Researchers began by recruiting 400 pregnant women from British Columbia who were less than 28 weeks gestation in 2013. Researchers used hair samples from the women to measure physiological stress first at the beginning of the study and then again at two months postpartum. Saliva samples of their infants were collected at two and 24 months to analyze stress and immune function, specifically the effect on the hypothalamic-pituitary-adrenal (HPA) axis.
The HPA axis is located in the brain and is what helps us respond to stress. Studies have shown how prenatal stress has resulted in HPA dysregulation in children. However, studies have also shown how interventions can have a “positive impact on HPA axis functioning in children exposed to adverse experiences including foster care children, adopted institutionalised children, maltreated children, children at risk for antisocial behaviour problems, parentally bereaved children and infants whose mothers were at risk for antenatal depression.”

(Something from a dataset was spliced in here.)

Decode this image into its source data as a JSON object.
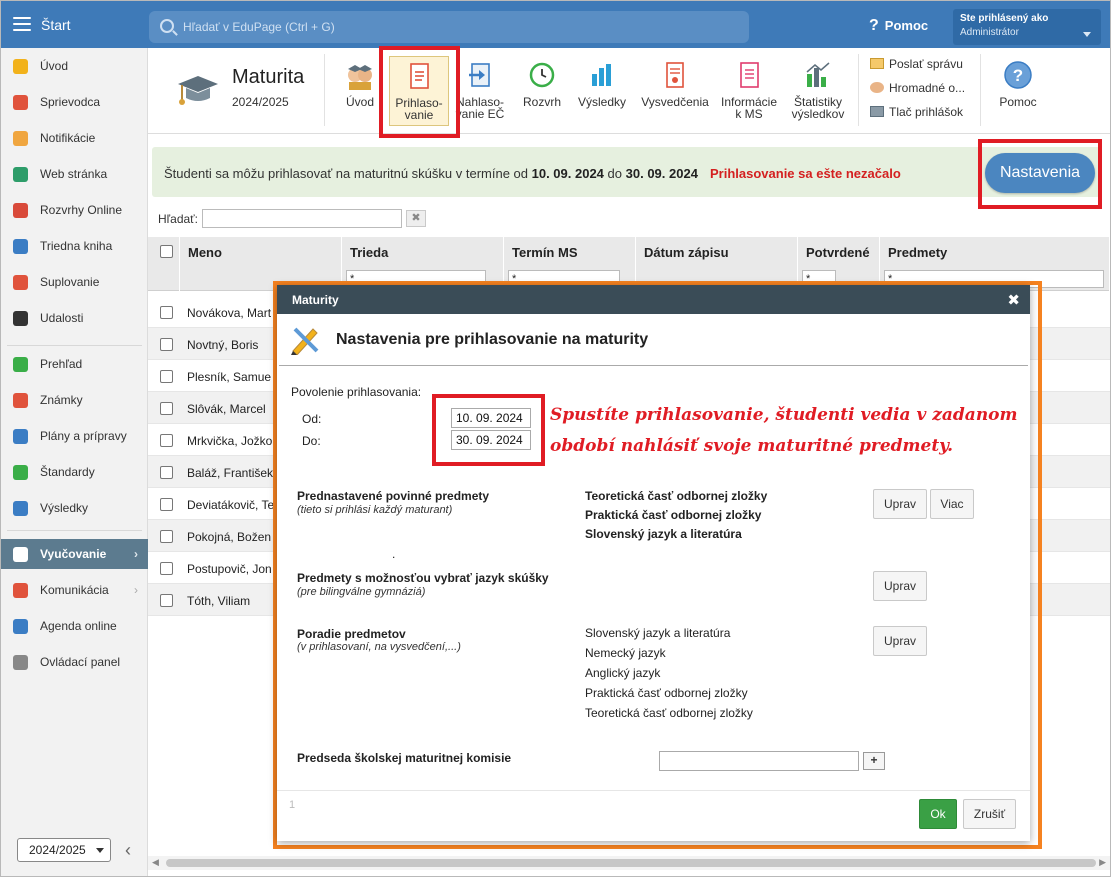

Previous studies have shown that adverse early experiences can have detrimental effects on adulthood and future generations. Studies of animals as well as humans also show how the nervous system and immune system are altered and the resulting negative effects on brain function which are hard to reverse over time. Researchers in the current study wonder whether these experiences might be biologically embedded and whether a preventative program in pregnancy and postpartum could reverse biological embedding.
The program researchers are using in their study is the home visitation, evidence-based, Nurse-Family Partnership (NFP) program. The program was created to help low-income, first-time mothers under the age of 24 which represents about 5% of live births annually in Canada. Women in this category have been shown to experience higher levels of intimate partner violence, smoking and street drug use, and poor prenatal care with negative mental health effects resulting in their children.
“Children born to these young mothers are at an increased risk for cognitive difficulties, impairment in educational and social outcomes, including school adjustment problems, and poorer physical and mental health outcomes,” the study notes.
Researchers are now in the process of analyzing the data. They believe that if the NFP proves successful at positively impacting children at a biological level, there’s a “greater likelihood of future health” and at convincing policymakers of the “influence of early developmental processes.”
(Jan. 2018), American Journal of Obstetrics and Gynecology, 50: Biomarkers of inflammation in perinatal depression, http://www.ajog.org/article/S0002-9378(17)31699-X/fulltext
(Dec. 2017), The BJM, The Healthy Foundations Study: A Randomized Controlled Trial To Evaluate Biological Embedding of Early-Life Experience, https://www.ncbi.nlm.nih.gov/pubmed/29374668
Patricia Tomasi is a mom, maternal mental health advocate, journalist, and speaker. She writes regularly for the Huffington Post Canada, focusing primarily on maternal mental health after suffering from severe postpartum anxiety twice. You can find her Huffington Post biography here. Patricia is also a Patient Expert Advisor for the North American-based, Maternal Mental Health Research Collective and is the founder of the online peer support group - Facebook Postpartum Depression & Anxiety Support Group - with over 1500 members worldwide. Blog: www.patriciatomasiblog.wordpress.com